Scotland's anti-bullying service is earning plaudits for its work, but is still virtually unheard of in some parts of the country.
The director of respectme, which held its second annual conference in Edinburgh this week, said it had "engaged" with only 16 of Scotland's 32 authorities, although this was more than initially anticipated. Brian Donnelly said such a relatively small organisation could not be expected to make faster progress.
The service works extensively in some of the councils but, for others, it has only been asked to provide intermittent advice on policy. He said the state of anti-bullying protocols across Scotland was "patchy".
In some authorities and schools, it was hard to get a "foot in the door" as respectme was met by protests that there were already policies in place. Yet these could be out-of-date, and he cited a typewritten policy devised for the old Strathclyde Regional Council - pre-dating 1996 - that was still being used by some.
But, if it is to establish itself as the national authority on bullying, respectme has some way to go if the reaction of some leading educational figures is representative.
Ken Cunningham, general secretary of School Leaders Scotland, told The TESS he had not heard anything about it, good or bad.
Tom Burnett, former president of the Association of Headteachers and Deputes in Scotland, who was a member of the previous Scottish Executive's discipline group, knew little about the service.
Judith Gillespie, development manager of the Scottish Parent Teacher Council, had not heard about any of its work in schools.
But those who had worked with the service were almost uniformly positive about it, said Mr Donnelly - a statement backed up when The TESS carried out a straw poll of conference delegates.
Vincent Collins, depute head at Glasgow's John Paul Academy, said the advice on cyberbullying had helped deal with a problem that had rapidly become "massive". The pupil council was central to combating bullying, and the jargon-free literature, bright colours and eye-catching logos made it "much more accessible for children". He said it encouraged "joined-up thinking" and established itself in people's minds as a national organisation.
He was also impressed that respectme played down the term "anti-bullying", focusing on attitudes and relationships rather than rigid checklists to identify bullies and victims.

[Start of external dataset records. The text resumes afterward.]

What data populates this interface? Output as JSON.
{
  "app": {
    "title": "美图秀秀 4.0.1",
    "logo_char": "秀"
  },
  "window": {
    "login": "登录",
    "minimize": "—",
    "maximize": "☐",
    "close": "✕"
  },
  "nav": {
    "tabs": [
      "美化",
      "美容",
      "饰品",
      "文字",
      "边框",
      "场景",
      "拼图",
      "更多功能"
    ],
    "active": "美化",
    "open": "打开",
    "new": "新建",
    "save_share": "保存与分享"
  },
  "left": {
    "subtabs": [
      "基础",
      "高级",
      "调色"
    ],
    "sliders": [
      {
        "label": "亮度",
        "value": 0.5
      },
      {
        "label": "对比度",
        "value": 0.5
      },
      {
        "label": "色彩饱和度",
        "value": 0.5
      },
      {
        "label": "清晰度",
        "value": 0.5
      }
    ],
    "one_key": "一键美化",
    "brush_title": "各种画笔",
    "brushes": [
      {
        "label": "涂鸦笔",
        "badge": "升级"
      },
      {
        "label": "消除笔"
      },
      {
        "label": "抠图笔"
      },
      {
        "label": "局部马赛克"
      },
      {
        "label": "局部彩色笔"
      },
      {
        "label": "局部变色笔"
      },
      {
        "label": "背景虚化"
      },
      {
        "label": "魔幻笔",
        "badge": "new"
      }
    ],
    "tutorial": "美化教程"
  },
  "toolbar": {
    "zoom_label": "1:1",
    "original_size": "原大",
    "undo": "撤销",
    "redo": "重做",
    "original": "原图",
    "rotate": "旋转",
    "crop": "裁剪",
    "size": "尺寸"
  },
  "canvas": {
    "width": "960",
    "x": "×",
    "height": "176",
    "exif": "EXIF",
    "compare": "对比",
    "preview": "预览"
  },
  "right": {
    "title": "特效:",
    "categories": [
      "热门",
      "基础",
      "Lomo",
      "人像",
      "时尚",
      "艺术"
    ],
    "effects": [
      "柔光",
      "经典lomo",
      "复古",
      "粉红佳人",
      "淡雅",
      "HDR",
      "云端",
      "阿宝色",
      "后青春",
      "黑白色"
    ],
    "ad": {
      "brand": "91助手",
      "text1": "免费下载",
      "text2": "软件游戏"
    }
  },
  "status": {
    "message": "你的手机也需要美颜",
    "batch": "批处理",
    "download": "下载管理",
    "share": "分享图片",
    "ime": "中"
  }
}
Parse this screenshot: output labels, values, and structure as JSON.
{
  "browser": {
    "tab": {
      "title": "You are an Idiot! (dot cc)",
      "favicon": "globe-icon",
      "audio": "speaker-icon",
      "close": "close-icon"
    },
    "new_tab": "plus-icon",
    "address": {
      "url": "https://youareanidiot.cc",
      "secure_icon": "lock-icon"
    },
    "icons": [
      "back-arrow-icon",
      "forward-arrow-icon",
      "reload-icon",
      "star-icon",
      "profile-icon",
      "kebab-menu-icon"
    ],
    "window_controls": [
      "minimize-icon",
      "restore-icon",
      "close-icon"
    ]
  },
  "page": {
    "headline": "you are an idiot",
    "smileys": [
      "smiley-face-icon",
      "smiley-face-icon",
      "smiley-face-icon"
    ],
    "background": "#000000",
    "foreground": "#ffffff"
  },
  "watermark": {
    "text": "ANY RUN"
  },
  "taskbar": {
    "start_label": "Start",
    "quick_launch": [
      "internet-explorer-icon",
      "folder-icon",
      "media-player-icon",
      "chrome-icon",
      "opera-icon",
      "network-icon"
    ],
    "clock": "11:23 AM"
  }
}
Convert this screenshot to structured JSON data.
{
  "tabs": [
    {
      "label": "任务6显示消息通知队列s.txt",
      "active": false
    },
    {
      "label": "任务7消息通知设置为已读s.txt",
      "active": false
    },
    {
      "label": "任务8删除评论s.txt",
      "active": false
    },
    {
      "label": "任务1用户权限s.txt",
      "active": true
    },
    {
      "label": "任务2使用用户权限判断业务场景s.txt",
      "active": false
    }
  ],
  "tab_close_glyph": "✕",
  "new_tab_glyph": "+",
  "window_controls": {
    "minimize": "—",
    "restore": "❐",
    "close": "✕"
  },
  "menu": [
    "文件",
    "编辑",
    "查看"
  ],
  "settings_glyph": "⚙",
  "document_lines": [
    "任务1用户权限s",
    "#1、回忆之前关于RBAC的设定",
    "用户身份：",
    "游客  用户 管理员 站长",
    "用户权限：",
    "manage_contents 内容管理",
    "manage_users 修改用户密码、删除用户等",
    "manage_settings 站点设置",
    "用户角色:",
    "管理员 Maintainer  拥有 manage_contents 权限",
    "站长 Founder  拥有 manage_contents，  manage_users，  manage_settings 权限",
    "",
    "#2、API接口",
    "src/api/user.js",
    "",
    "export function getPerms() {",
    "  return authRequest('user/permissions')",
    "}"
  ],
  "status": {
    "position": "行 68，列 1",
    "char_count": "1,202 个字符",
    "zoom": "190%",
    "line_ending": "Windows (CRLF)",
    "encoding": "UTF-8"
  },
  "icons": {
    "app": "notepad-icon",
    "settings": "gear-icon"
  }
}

Lillian Field, head at Strathdon and Crathie primaries in Aberdeenshire, said the information it provided was "more modern and accessible" than before. It gathered a wide range of disparate pieces in one place and had been useful in forming a school anti-bullying policy.
Fellow Aberdeenshire headteacher Mary Scott, of Logie Coldstone Primary, said the service had provided information on cyber-bullying not previously available.
"We use its website a lot," said Theresa Fowler, a project worker at a Children 1st healthy living centre for young people in Bathgate, West Lothian. Children used the site as their homepage and she also referred parents to it.
Ms Fowler was also impressed that the website made clear bullying was everyone's responsibility, and not a problem that schools could merely pass on to "experts".
Lauren Seager of England's Anti-Bullying Alliance backed respectme's decision to play down the focus on identifying instances of bullying and make a more fundamental effort to change children's behaviour.
Fergus McMillan, chief executive of LGBT Youth Scotland, agreed that recommending prescribed sanctions for certain types of behaviour could preclude more sophisticated anti-bullying measures.